PROBLEM STATEMENT
Retype the entries below without any change.

DATA
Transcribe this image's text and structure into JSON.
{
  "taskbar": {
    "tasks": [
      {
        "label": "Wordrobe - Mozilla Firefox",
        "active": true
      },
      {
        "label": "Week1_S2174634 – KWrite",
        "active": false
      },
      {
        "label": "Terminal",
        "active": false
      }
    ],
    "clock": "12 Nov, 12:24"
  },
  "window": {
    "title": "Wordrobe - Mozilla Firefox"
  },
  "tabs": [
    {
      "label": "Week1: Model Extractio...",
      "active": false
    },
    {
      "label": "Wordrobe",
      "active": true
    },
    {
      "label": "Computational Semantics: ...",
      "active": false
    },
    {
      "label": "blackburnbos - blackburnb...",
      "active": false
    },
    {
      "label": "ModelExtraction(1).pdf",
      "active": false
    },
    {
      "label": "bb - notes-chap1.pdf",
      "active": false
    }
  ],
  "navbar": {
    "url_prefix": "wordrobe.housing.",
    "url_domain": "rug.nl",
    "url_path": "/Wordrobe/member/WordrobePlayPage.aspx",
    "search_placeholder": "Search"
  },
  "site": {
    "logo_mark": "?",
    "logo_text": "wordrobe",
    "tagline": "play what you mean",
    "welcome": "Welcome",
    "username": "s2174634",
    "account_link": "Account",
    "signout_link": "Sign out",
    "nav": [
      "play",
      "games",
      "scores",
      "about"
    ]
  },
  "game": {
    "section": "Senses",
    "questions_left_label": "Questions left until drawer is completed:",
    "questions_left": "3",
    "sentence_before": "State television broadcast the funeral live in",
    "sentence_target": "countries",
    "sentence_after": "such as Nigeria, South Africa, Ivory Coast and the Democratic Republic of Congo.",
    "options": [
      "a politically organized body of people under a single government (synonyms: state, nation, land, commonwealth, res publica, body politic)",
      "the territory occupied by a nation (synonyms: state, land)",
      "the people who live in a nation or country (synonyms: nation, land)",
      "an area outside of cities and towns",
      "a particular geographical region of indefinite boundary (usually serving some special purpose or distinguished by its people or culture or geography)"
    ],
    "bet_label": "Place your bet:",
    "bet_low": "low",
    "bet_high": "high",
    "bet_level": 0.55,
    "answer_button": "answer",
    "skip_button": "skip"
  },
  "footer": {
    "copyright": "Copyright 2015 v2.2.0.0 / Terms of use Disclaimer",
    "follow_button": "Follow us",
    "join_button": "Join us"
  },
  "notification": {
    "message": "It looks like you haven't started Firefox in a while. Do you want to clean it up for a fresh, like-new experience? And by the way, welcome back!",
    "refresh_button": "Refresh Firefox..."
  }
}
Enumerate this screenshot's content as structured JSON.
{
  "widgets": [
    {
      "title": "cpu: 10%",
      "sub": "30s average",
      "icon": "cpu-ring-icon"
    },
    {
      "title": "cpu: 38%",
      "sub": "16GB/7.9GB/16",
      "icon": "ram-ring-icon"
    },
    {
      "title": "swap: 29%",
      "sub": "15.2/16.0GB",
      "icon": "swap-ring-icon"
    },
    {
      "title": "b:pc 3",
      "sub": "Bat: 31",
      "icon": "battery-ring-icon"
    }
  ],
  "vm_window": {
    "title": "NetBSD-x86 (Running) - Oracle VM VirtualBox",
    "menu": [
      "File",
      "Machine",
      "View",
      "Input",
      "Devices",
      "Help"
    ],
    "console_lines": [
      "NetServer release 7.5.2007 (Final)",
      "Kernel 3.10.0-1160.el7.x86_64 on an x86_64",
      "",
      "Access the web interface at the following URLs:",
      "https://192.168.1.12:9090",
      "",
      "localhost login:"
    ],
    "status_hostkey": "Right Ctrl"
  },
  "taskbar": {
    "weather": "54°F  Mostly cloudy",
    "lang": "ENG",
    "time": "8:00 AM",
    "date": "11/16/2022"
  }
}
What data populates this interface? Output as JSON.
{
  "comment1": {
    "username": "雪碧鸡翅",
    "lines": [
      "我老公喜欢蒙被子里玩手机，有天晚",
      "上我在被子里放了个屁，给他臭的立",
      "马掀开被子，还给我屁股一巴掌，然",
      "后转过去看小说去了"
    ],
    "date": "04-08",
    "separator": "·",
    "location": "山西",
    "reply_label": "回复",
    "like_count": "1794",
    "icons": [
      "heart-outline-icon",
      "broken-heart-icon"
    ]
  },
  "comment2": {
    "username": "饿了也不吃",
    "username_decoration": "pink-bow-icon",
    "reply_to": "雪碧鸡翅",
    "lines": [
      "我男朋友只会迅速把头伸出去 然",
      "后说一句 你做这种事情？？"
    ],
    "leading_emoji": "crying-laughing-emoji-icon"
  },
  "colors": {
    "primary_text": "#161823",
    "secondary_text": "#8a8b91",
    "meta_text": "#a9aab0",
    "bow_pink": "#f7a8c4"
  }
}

SOLUTION
Transcribe this image's text and structure into JSON.
{
  "taskbar": {
    "tasks": [
      {
        "label": "Wordrobe - Mozilla Firefox",
        "active": true
      },
      {
        "label": "Week1_S2174634 – KWrite",
        "active": false
      },
      {
        "label": "Terminal",
        "active": false
      }
    ],
    "clock": "12 Nov, 12:24"
  },
  "window": {
    "title": "Wordrobe - Mozilla Firefox"
  },
  "tabs": [
    {
      "label": "Week1: Model Extractio...",
      "active": false
    },
    {
      "label": "Wordrobe",
      "active": true
    },
    {
      "label": "Computational Semantics: ...",
      "active": false
    },
    {
      "label": "blackburnbos - blackburnb...",
      "active": false
    },
    {
      "label": "ModelExtraction(1).pdf",
      "active": false
    },
    {
      "label": "bb - notes-chap1.pdf",
      "active": false
    }
  ],
  "navbar": {
    "url_prefix": "wordrobe.housing.",
    "url_domain": "rug.nl",
    "url_path": "/Wordrobe/member/WordrobePlayPage.aspx",
    "search_placeholder": "Search"
  },
  "site": {
    "logo_mark": "?",
    "logo_text": "wordrobe",
    "tagline": "play what you mean",
    "welcome": "Welcome",
    "username": "s2174634",
    "account_link": "Account",
    "signout_link": "Sign out",
    "nav": [
      "play",
      "games",
      "scores",
      "about"
    ]
  },
  "game": {
    "section": "Senses",
    "questions_left_label": "Questions left until drawer is completed:",
    "questions_left": "3",
    "sentence_before": "State television broadcast the funeral live in",
    "sentence_target": "countries",
    "sentence_after": "such as Nigeria, South Africa, Ivory Coast and the Democratic Republic of Congo.",
    "options": [
      "a politically organized body of people under a single government (synonyms: state, nation, land, commonwealth, res publica, body politic)",
      "the territory occupied by a nation (synonyms: state, land)",
      "the people who live in a nation or country (synonyms: nation, land)",
      "an area outside of cities and towns",
      "a particular geographical region of indefinite boundary (usually serving some special purpose or distinguished by its people or culture or geography)"
    ],
    "bet_label": "Place your bet:",
    "bet_low": "low",
    "bet_high": "high",
    "bet_level": 0.55,
    "answer_button": "answer",
    "skip_button": "skip"
  },
  "footer": {
    "copyright": "Copyright 2015 v2.2.0.0 / Terms of use Disclaimer",
    "follow_button": "Follow us",
    "join_button": "Join us"
  },
  "notification": {
    "message": "It looks like you haven't started Firefox in a while. Do you want to clean it up for a fresh, like-new experience? And by the way, welcome back!",
    "refresh_button": "Refresh Firefox..."
  }
}
Enumerate this screenshot's content as structured JSON.
{
  "widgets": [
    {
      "title": "cpu: 10%",
      "sub": "30s average",
      "icon": "cpu-ring-icon"
    },
    {
      "title": "cpu: 38%",
      "sub": "16GB/7.9GB/16",
      "icon": "ram-ring-icon"
    },
    {
      "title": "swap: 29%",
      "sub": "15.2/16.0GB",
      "icon": "swap-ring-icon"
    },
    {
      "title": "b:pc 3",
      "sub": "Bat: 31",
      "icon": "battery-ring-icon"
    }
  ],
  "vm_window": {
    "title": "NetBSD-x86 (Running) - Oracle VM VirtualBox",
    "menu": [
      "File",
      "Machine",
      "View",
      "Input",
      "Devices",
      "Help"
    ],
    "console_lines": [
      "NetServer release 7.5.2007 (Final)",
      "Kernel 3.10.0-1160.el7.x86_64 on an x86_64",
      "",
      "Access the web interface at the following URLs:",
      "https://192.168.1.12:9090",
      "",
      "localhost login:"
    ],
    "status_hostkey": "Right Ctrl"
  },
  "taskbar": {
    "weather": "54°F  Mostly cloudy",
    "lang": "ENG",
    "time": "8:00 AM",
    "date": "11/16/2022"
  }
}
What data populates this interface? Output as JSON.
{
  "comment1": {
    "username": "雪碧鸡翅",
    "lines": [
      "我老公喜欢蒙被子里玩手机，有天晚",
      "上我在被子里放了个屁，给他臭的立",
      "马掀开被子，还给我屁股一巴掌，然",
      "后转过去看小说去了"
    ],
    "date": "04-08",
    "separator": "·",
    "location": "山西",
    "reply_label": "回复",
    "like_count": "1794",
    "icons": [
      "heart-outline-icon",
      "broken-heart-icon"
    ]
  },
  "comment2": {
    "username": "饿了也不吃",
    "username_decoration": "pink-bow-icon",
    "reply_to": "雪碧鸡翅",
    "lines": [
      "我男朋友只会迅速把头伸出去 然",
      "后说一句 你做这种事情？？"
    ],
    "leading_emoji": "crying-laughing-emoji-icon"
  },
  "colors": {
    "primary_text": "#161823",
    "secondary_text": "#8a8b91",
    "meta_text": "#a9aab0",
    "bow_pink": "#f7a8c4"
  }
}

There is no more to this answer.